Funding for the arts, humanities a necessity, not a luxury


Graphic by Selina Ding.

By Camille Caldera

The White House Budget Office has proposed eliminating a number of domestic arts and humanities programs, including the National Endowment for the Humanities (NEH) and the National Endowment for the Arts (NEA). These independent federal agencies promote the humanities and the arts by awarding grants to museums, libraries, universities, scholars, public television networks and radio stations. Their funding goes to arts and humanities organizations in every state and territory.

Because the work of these agencies furthers the education of all Americans, it is essential that both endowments continue to receive federal funding.

Educating teachers is a vital method of passing knowledge onto generations of students: the NEH offers all-expenses-paid seminars for high school teachers and college professors to expand and enhance their knowledge of their subject each summer. English resource teacher Linda Leslie attended one such seminar on authors Henry David Thoreau, Ralph Waldo Emerson and Margaret Fuller at Oregon State University at Corvallis.

The five-week seminar afforded her a better understanding of the historical context surrounding these transcendentalist writers, Leslie said, material she has incorporated into her lessons ever since. It also inspired her to pursue graduate school, a life changing decision.

Both endowments also directly impact the classroom by funding experiencesincluding projects, residencies, and multimedia materialsthat enrich existing lessons and keep students engaged.

Humanities projects also offer opportunities for civic engagement and community connectedness. They challenge individuals to relate to new points of view, a vital skill in a democracy.

— Maryland Humanities rep Jessica Wichmann

For example, the Maryland State Arts Council uses NEA funds to run programs that place professional artistsincluding performing, visual, and literary artistsinto school settings to work on short-term projects or mentor students through long-term residencies, the executive director of the Maryland State Arts Council, Theresa Colvin, said. In 2016, these programs reached about 500 Maryland schools.

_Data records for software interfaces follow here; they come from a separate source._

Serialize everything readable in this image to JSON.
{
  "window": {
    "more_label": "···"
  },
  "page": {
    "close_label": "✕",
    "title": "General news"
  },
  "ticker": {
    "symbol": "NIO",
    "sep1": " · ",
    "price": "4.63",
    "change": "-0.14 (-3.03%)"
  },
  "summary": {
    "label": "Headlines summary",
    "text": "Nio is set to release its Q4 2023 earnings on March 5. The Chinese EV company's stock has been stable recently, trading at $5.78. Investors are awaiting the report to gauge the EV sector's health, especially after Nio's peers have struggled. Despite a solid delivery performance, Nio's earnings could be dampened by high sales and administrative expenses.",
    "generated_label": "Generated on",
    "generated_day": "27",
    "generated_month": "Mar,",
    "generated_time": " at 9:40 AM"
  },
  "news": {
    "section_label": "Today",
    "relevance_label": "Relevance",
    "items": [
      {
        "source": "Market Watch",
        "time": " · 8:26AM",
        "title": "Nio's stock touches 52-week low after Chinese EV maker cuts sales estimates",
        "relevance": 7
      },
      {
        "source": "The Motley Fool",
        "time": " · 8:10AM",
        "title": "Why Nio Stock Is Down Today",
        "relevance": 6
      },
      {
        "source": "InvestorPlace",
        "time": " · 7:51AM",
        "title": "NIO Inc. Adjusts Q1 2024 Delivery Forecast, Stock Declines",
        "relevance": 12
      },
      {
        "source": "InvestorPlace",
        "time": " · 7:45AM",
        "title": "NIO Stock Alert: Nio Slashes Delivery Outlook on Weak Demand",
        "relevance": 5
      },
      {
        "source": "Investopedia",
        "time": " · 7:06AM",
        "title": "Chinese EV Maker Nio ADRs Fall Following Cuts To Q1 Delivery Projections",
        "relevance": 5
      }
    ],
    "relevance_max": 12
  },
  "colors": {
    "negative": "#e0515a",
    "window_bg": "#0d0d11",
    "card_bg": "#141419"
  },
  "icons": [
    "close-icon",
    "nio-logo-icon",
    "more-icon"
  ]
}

The NEH also funds the efforts of historians and documentarians to preserve and publish primary sources as exhibits and documentaries. Seeing original letters, hearing stories and songs and viewing footage allows students to realize the reality of history and how it impacted people, said history teacher Gregory Herbert.

In this regard, the work of the agency is invaluable, said Herbert, who shows one such documentaryKen Burns’ The Civil Warto his AP U.S. history classes.

The agency provided funding for the award-winning film and distributed 4,000 free copies to schools and libraries nationwide, according to the agency. This award-winning documentary serves as vital educational tool by focusing on individual soldiers’ stories and helping students understand the war’s gravity, an aspect that statistics can’t encapsulate.

The Trump team has claimed that dedicating federal funds to cultural projects is wasteful and that these sectors must be cut in an effort to reign in the federal budget. But the combined budgets of the two agencies—$296 million—is just .0007 percent of the massive $3.9 trillion budget.

Besides, the work of the two endowments shapes national character and strengthens our  democracy. There is no better demonstration of democracy and freedom of expression than a diverse arts scene, Colvin said.

Humanities projects also offer opportunities for civic engagement and community connectedness, the communications officer of Maryland Humanities, Jessica Wichmann said. They challenge individuals to relate to new points of view, a vital skill in a democracy, she said.

The expense of these endowments is small, but the results are momentous for the education of the American people and by extension, the preservation of American culture and democracy.